Exercise details:
Retrieve every line of the data holding the word "value".

(Entries from a dataset of interfaces)
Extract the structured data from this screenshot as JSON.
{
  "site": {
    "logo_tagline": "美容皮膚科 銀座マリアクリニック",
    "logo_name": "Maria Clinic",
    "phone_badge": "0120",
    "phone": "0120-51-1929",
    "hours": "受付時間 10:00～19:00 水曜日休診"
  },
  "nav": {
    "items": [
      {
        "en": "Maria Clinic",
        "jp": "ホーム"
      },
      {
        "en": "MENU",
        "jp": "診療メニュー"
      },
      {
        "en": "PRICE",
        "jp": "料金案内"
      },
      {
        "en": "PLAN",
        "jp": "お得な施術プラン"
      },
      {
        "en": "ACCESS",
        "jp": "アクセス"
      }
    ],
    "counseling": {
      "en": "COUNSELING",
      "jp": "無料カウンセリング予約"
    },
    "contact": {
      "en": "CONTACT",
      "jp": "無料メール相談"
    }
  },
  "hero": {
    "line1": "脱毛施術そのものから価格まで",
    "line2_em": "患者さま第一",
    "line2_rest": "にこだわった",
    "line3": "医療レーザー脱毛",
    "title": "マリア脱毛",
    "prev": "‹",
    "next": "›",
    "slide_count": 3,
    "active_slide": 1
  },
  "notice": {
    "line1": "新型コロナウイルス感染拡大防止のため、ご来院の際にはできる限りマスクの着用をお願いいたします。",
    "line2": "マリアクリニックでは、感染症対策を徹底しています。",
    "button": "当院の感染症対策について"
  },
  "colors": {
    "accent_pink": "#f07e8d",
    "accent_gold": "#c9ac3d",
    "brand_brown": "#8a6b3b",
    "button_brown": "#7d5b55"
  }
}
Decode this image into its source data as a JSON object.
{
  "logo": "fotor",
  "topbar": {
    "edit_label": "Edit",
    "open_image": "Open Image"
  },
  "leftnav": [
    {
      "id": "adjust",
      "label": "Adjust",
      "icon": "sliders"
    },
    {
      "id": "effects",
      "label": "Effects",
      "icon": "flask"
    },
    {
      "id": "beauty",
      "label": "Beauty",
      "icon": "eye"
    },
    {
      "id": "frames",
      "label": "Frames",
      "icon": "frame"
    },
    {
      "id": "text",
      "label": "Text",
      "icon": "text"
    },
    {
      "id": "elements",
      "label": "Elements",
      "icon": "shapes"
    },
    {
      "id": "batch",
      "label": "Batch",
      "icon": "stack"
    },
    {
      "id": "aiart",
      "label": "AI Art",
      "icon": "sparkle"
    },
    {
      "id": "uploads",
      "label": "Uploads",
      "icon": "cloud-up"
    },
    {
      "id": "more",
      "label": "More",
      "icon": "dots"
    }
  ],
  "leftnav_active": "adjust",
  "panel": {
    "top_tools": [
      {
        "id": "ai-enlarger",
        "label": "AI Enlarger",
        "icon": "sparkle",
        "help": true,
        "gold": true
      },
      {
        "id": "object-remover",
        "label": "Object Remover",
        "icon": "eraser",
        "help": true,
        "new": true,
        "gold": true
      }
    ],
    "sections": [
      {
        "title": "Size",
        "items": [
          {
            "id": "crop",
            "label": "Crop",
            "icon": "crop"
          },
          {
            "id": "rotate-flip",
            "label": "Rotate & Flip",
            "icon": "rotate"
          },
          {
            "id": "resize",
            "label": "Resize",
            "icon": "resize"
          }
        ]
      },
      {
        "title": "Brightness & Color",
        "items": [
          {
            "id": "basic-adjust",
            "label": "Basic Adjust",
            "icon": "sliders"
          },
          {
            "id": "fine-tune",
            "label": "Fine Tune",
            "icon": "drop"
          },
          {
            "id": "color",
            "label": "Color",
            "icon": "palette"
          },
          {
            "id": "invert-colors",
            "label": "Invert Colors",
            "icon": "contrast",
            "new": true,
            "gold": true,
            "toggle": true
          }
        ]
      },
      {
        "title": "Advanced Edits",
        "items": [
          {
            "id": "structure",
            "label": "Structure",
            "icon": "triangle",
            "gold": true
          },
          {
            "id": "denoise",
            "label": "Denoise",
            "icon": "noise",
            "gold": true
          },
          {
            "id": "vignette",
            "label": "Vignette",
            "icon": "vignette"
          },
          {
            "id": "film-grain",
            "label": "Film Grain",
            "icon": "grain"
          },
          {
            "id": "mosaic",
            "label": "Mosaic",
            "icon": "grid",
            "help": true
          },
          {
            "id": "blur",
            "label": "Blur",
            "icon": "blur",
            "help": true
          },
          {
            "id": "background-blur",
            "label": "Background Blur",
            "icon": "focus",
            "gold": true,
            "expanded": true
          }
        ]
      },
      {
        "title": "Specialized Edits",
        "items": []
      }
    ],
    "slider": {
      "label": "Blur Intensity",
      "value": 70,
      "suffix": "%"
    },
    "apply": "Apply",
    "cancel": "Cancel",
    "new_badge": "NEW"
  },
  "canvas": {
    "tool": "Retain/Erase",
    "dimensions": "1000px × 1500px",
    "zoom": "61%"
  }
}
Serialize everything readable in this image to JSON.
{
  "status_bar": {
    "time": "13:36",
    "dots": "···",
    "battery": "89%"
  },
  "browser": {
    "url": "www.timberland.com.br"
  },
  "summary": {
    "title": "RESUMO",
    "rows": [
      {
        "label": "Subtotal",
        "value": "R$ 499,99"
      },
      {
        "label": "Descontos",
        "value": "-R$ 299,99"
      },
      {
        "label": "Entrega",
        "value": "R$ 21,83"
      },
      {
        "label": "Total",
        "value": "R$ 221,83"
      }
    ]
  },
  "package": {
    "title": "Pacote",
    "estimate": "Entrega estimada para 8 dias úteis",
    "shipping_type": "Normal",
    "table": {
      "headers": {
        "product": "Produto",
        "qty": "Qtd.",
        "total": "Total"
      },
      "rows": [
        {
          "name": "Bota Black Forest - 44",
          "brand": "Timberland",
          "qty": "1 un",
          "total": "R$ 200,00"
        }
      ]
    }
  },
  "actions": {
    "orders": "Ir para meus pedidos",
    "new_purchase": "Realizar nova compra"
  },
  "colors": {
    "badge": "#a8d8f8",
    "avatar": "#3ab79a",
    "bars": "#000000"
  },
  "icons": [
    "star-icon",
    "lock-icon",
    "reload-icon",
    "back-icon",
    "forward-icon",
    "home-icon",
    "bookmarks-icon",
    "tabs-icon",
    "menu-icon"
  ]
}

Expected answer:
      "value": 70,
        "value": "R$ 499,99"
        "value": "-R$ 299,99"
        "value": "R$ 21,83"
        "value": "R$ 221,83"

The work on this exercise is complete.